DATA FOR THIS TASK section start

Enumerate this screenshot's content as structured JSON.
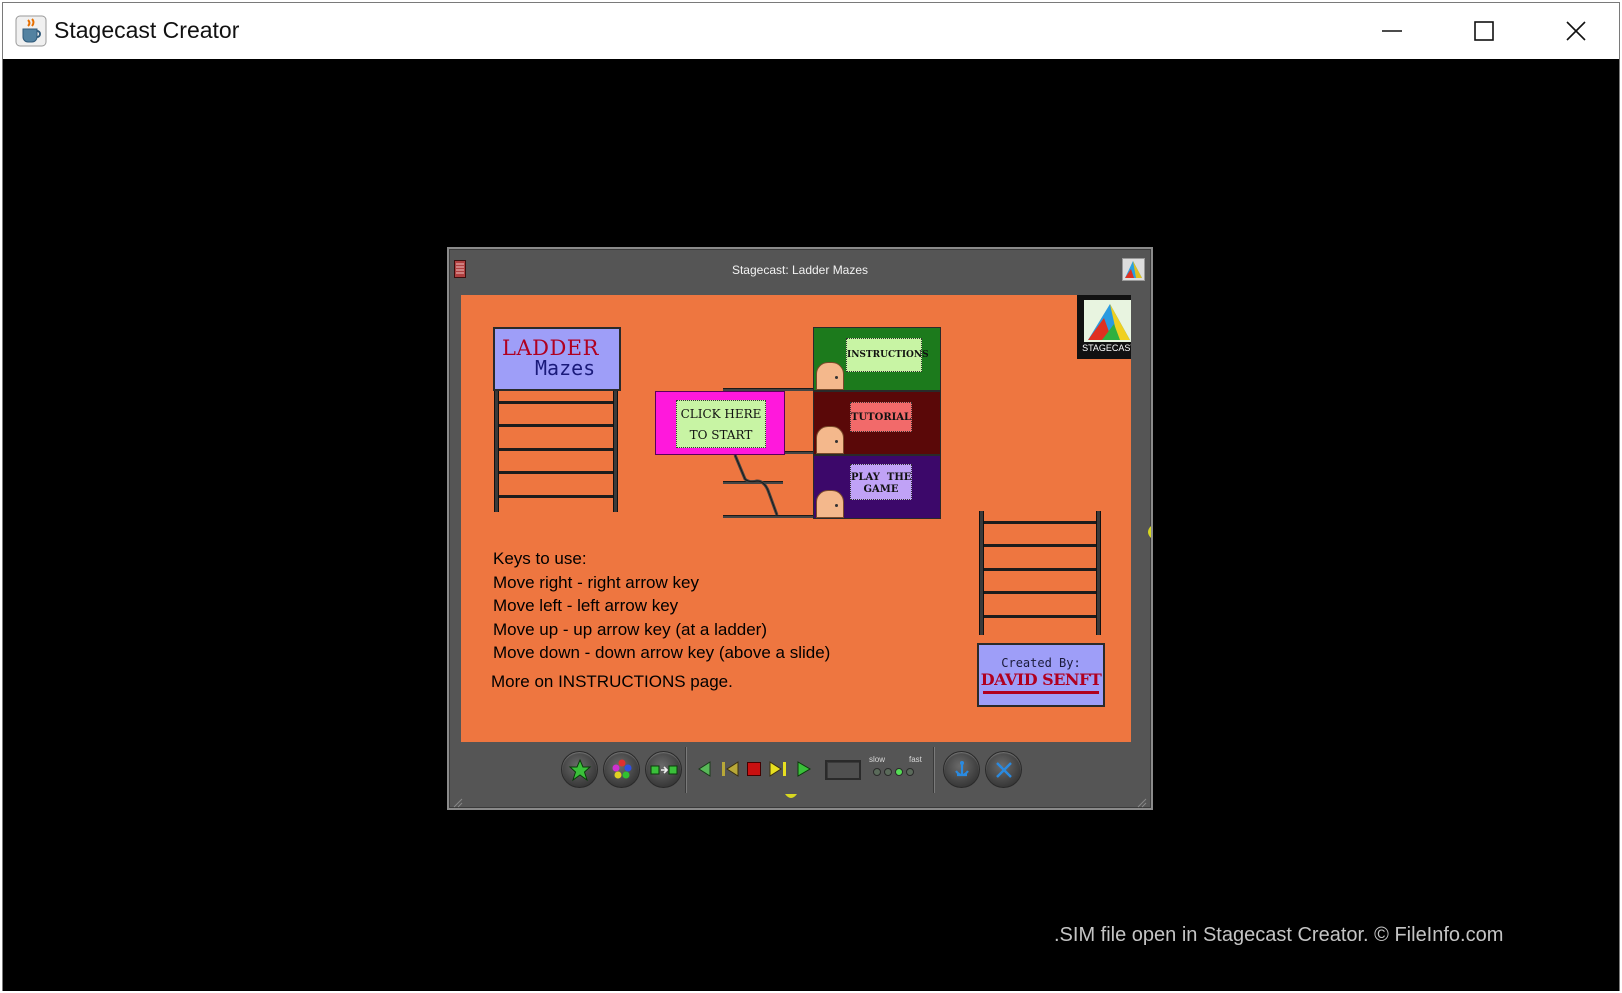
{
  "app": {
    "title": "Stagecast Creator",
    "icon": "java-cup-icon"
  },
  "window_controls": [
    "minimize-icon",
    "maximize-icon",
    "close-icon"
  ],
  "simulation": {
    "window_title": "Stagecast: Ladder Mazes",
    "stage": {
      "sign": {
        "line1": "LADDER",
        "line2": "Mazes"
      },
      "menu": {
        "instructions": "INSTRUCTIONS",
        "tutorial": "TUTORIAL",
        "play_line1": "PLAY  THE",
        "play_line2": "GAME"
      },
      "start": {
        "line1": "CLICK HERE",
        "line2": "TO START"
      },
      "logo_text": "STAGECAST",
      "keys": {
        "heading": "Keys to use:",
        "right": "Move right - right arrow key",
        "left": "Move left - left arrow key",
        "up": "Move up - up arrow key (at a ladder)",
        "down": "Move down - down arrow key (above a slide)"
      },
      "more": "More on INSTRUCTIONS page.",
      "credit": {
        "label": "Created By:",
        "name": "DAVID SENFT"
      }
    },
    "controls": {
      "speed_slow": "slow",
      "speed_fast": "fast",
      "speed_level": 3,
      "speed_levels": 4
    }
  },
  "colors": {
    "stage_bg": "#ee7640",
    "panel_bg": "#555555",
    "sign_bg": "#9e9ef8",
    "start_bg": "#ff18dc",
    "instructions_block": "#1c7a1c",
    "tutorial_block": "#5a0808",
    "play_block": "#3c086a"
  },
  "footer": ".SIM file open in Stagecast Creator. © FileInfo.com"
}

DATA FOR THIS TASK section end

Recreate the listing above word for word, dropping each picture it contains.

**RESULT OF THIS TASK**.
Enumerate this screenshot's content as structured JSON.
{
  "app": {
    "title": "Stagecast Creator",
    "icon": "java-cup-icon"
  },
  "window_controls": [
    "minimize-icon",
    "maximize-icon",
    "close-icon"
  ],
  "simulation": {
    "window_title": "Stagecast: Ladder Mazes",
    "stage": {
      "sign": {
        "line1": "LADDER",
        "line2": "Mazes"
      },
      "menu": {
        "instructions": "INSTRUCTIONS",
        "tutorial": "TUTORIAL",
        "play_line1": "PLAY  THE",
        "play_line2": "GAME"
      },
      "start": {
        "line1": "CLICK HERE",
        "line2": "TO START"
      },
      "logo_text": "STAGECAST",
      "keys": {
        "heading": "Keys to use:",
        "right": "Move right - right arrow key",
        "left": "Move left - left arrow key",
        "up": "Move up - up arrow key (at a ladder)",
        "down": "Move down - down arrow key (above a slide)"
      },
      "more": "More on INSTRUCTIONS page.",
      "credit": {
        "label": "Created By:",
        "name": "DAVID SENFT"
      }
    },
    "controls": {
      "speed_slow": "slow",
      "speed_fast": "fast",
      "speed_level": 3,
      "speed_levels": 4
    }
  },
  "colors": {
    "stage_bg": "#ee7640",
    "panel_bg": "#555555",
    "sign_bg": "#9e9ef8",
    "start_bg": "#ff18dc",
    "instructions_block": "#1c7a1c",
    "tutorial_block": "#5a0808",
    "play_block": "#3c086a"
  },
  "footer": ".SIM file open in Stagecast Creator. © FileInfo.com"
}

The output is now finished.